When I was growing up, one of my favorite meals was biscuits and gravy. Not just any biscuits and gravy, though. My MOM’S. 

No one else’s can compare. 

She made it almost every school day. My mom was a foster mom to a lot of kids over the years, and when I was in high school we had a houseful of teenage boys. Many of them would horde food in their rooms. Sometimes, it took a while for them to understand that there would be always be a next meal and there would always be plenty. To help them trust that, my mom would get up every day around 5 a.m., study her Bible, and then make a huge breakfast of biscuits and gravy, eggs, and either sausage, bacon, or ham. It was the biggest meal of our day and many times my only meal due to after school activities, sports, and work. 
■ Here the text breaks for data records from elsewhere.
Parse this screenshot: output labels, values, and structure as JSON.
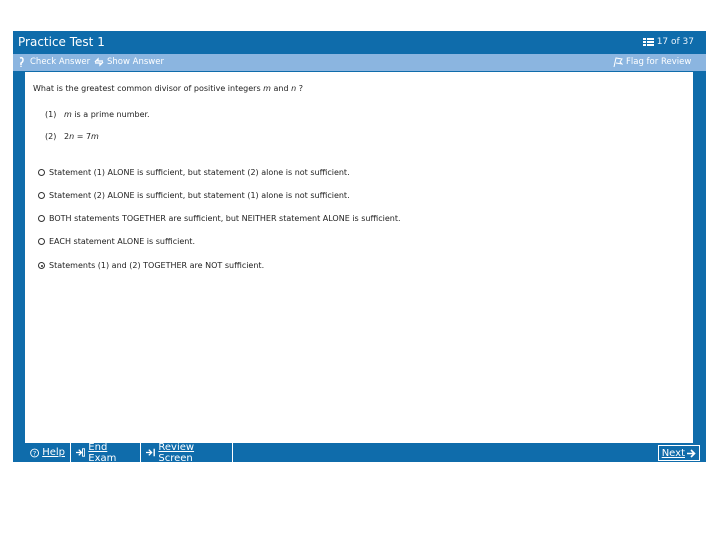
{
  "window": {
    "title": "Practice Test 1",
    "counter": "17 of 37"
  },
  "toolbar": {
    "check_answer": "Check Answer",
    "show_answer": "Show Answer",
    "flag_review": "Flag for Review"
  },
  "question": {
    "prompt_prefix": "What is the greatest common divisor of positive integers ",
    "var_m": "m",
    "prompt_and": " and ",
    "var_n": "n",
    "prompt_suffix": " ?",
    "statement1_num": "(1)",
    "statement1_var": "m",
    "statement1_text": " is a prime number.",
    "statement2_num": "(2)",
    "statement2_lhs": "2",
    "statement2_lhs_var": "n",
    "statement2_eq": " = 7",
    "statement2_rhs_var": "m"
  },
  "options": [
    {
      "label": "Statement (1) ALONE is sufficient, but statement (2) alone is not sufficient.",
      "selected": false
    },
    {
      "label": "Statement (2) ALONE is sufficient, but statement (1) alone is not sufficient.",
      "selected": false
    },
    {
      "label": "BOTH statements TOGETHER are sufficient, but NEITHER statement ALONE is sufficient.",
      "selected": false
    },
    {
      "label": "EACH statement ALONE is sufficient.",
      "selected": false
    },
    {
      "label": "Statements (1) and (2) TOGETHER are NOT sufficient.",
      "selected": true
    }
  ],
  "bottombar": {
    "help": "Help",
    "end_exam": "End Exam",
    "review_screen": "Review Screen",
    "next": "Next"
  },
  "colors": {
    "frame": "#0f6cab",
    "toolbar": "#8bb5e0",
    "content_bg": "#ffffff"
  },
  "icons": [
    "list-icon",
    "check-answer-icon",
    "show-answer-icon",
    "flag-icon",
    "help-icon",
    "end-exam-icon",
    "review-screen-icon",
    "next-arrow-icon"
  ]
}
She always sat down to eat with us, and not a fork was lifted before she was at her place. She let us all have our fill with one exception: no one touched the Grandma Biscuit. 

To be honest, I’ve never liked making biscuits. They’ve never turned out like hers, so naturally I thought, “What’s the point?” For the last several years I’ve made drop biscuits, which require no rolling or cutting. You simply make your dough and literally drop wads of it onto your cookie sheet and there you go. Biscuits. We always tear them apart to top them with gravy anyway, so again…what was the point. 

Yet something was missing.

Enter my new favorite super secret. It’s JoJo’s Biscuits, from Joanna Gaines’ cookbook, Magnolia Table, and she has the perfect-for-me biscuit recipe.

There’s no rolling or folding; just spreading the dough out with your hands and cutting. And they are delicious (mostly because of the three freaking sticks of butter in the dough – I’ll never have to butter a biscuit and risk tearing it again.)

The bonus is this. There’s the weird bit of remnant dough that’s not enough to make into a round cut biscuit, so you mush it into an oblong bit of spaziness and tuck it in the corner of the pan.

The Grandma Biscuit. BOOM.

And since I have now been a GiGi for three whole years, nobody had better touch my biscuit. Even my kids know this is the legendary biscuit and revere it. 

You can fight over the rest of the pan.

But this one? Back off, Jack. Especially when Poppa Hank has made fresh plum ginger jelly to dollop on top. 

Oh yeah. The tradition continues, right Mom?